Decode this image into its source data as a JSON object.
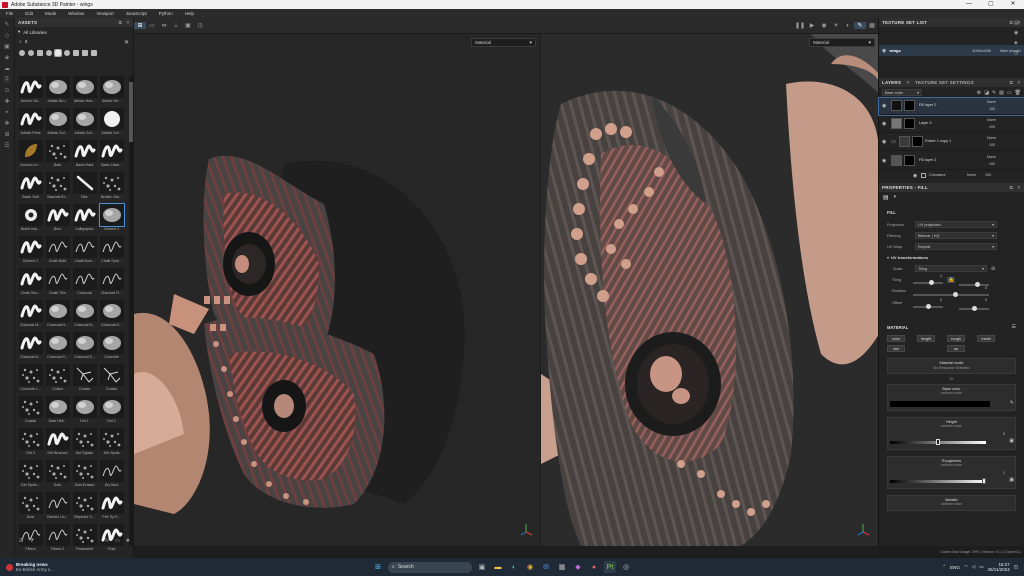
{
  "window": {
    "title": "Adobe Substance 3D Painter - wings",
    "min": "—",
    "max": "▢",
    "close": "✕"
  },
  "menu": [
    "File",
    "Edit",
    "Mode",
    "Window",
    "Viewport",
    "JavaScript",
    "Python",
    "Help"
  ],
  "assets": {
    "title": "ASSETS",
    "library": "All Libraries",
    "search_value": "s",
    "items": [
      "Archive Mi...",
      "Artistic Bru...",
      "Artistic Hea...",
      "Artistic He...",
      "Artistic Point",
      "Artistic Sof...",
      "Artistic Sof...",
      "Artistic Sof...",
      "Autumn Le...",
      "Bark",
      "Basic Hard",
      "Basic Hard...",
      "Basic Soft",
      "Basmati Br...",
      "Blur",
      "Broken Gla...",
      "Bullet Imp...",
      "Burn",
      "Calligraphic",
      "Cement 1",
      "Cement 2",
      "Chalk Bold",
      "Chalk Bum...",
      "Chalk Spre...",
      "Chalk Stro...",
      "Chalk Thin",
      "Charcoal",
      "Charcoal Fi...",
      "Charcoal M...",
      "Charcoal N...",
      "Charcoal N...",
      "Charcoal N...",
      "Charcoal N...",
      "Charcoal S...",
      "Charcoal S...",
      "Concrete",
      "Concrete L...",
      "Cotton",
      "Cracks",
      "Cracks",
      "Crystal",
      "Dark Heli...",
      "Dirt 1",
      "Dirt 2",
      "Dirt 3",
      "Dirt Brushed",
      "Dirt Splash",
      "Dirt Spots",
      "Dirt Spots...",
      "Dots",
      "Dots Erased",
      "Dry Mud",
      "Dust",
      "Electric Lin...",
      "Elephant S...",
      "Felt Tip E...",
      "Fibers",
      "Fibers 2",
      "Fingerprint",
      "Fluid"
    ],
    "selected_index": 19
  },
  "viewport": {
    "left_channel": "Material",
    "right_channel": "Material"
  },
  "texture_set_list": {
    "title": "TEXTURE SET LIST",
    "name": "wings",
    "resolution": "4096x4096",
    "shader": "Main shader"
  },
  "layers": {
    "tab1": "LAYERS",
    "tab2": "TEXTURE SET SETTINGS",
    "channel": "Base color",
    "items": [
      {
        "name": "Fill layer 2",
        "blend": "Norm",
        "opacity": "100"
      },
      {
        "name": "Layer 4",
        "blend": "Norm",
        "opacity": "100"
      },
      {
        "name": "Folder 1 copy 1",
        "blend": "Norm",
        "opacity": "100"
      },
      {
        "name": "Fill layer 2",
        "blend": "Norm",
        "opacity": "100"
      }
    ],
    "sub_effect": {
      "name": "Curvature",
      "blend": "Norm",
      "opacity": "100"
    }
  },
  "properties": {
    "title": "PROPERTIES - FILL",
    "fill_section": "FILL",
    "projection_label": "Projection",
    "projection_value": "UV projection",
    "filtering_label": "Filtering",
    "filtering_value": "Bilinear | HQ",
    "uvwrap_label": "UV Wrap",
    "uvwrap_value": "Repeat",
    "uv_section": "UV transformations",
    "scale_label": "Scale",
    "scale_value": "Tiling",
    "tiling_label": "Tiling",
    "tiling_value": "1",
    "rotation_label": "Rotation",
    "rotation_value": "0",
    "offset_label": "Offset",
    "offset_x": "0",
    "offset_y": "0",
    "material_section": "MATERIAL",
    "channels": [
      "color",
      "height",
      "rough",
      "metal",
      "nrm",
      "ao"
    ],
    "material_mode_label": "Material mode",
    "material_mode_value": "No Resource Selected",
    "or_text": "Or",
    "base_color_label": "Base color",
    "base_color_sub": "uniform color",
    "height_label": "Height",
    "height_sub": "uniform color",
    "height_value": "0",
    "roughness_label": "Roughness",
    "roughness_sub": "uniform color",
    "roughness_value": "1",
    "metallic_label": "Metallic",
    "metallic_sub": "uniform color"
  },
  "status": {
    "text": "Cache Disk Usage: 29% | Version: 9.1.1 (OpenGL)"
  },
  "taskbar": {
    "news_title": "Breaking news",
    "news_sub": "Ex-British Army s...",
    "search_placeholder": "Search",
    "lang": "ENG",
    "time": "15:27",
    "date": "26/11/2024"
  }
}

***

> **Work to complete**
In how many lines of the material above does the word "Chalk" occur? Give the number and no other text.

> **Solved problem**
5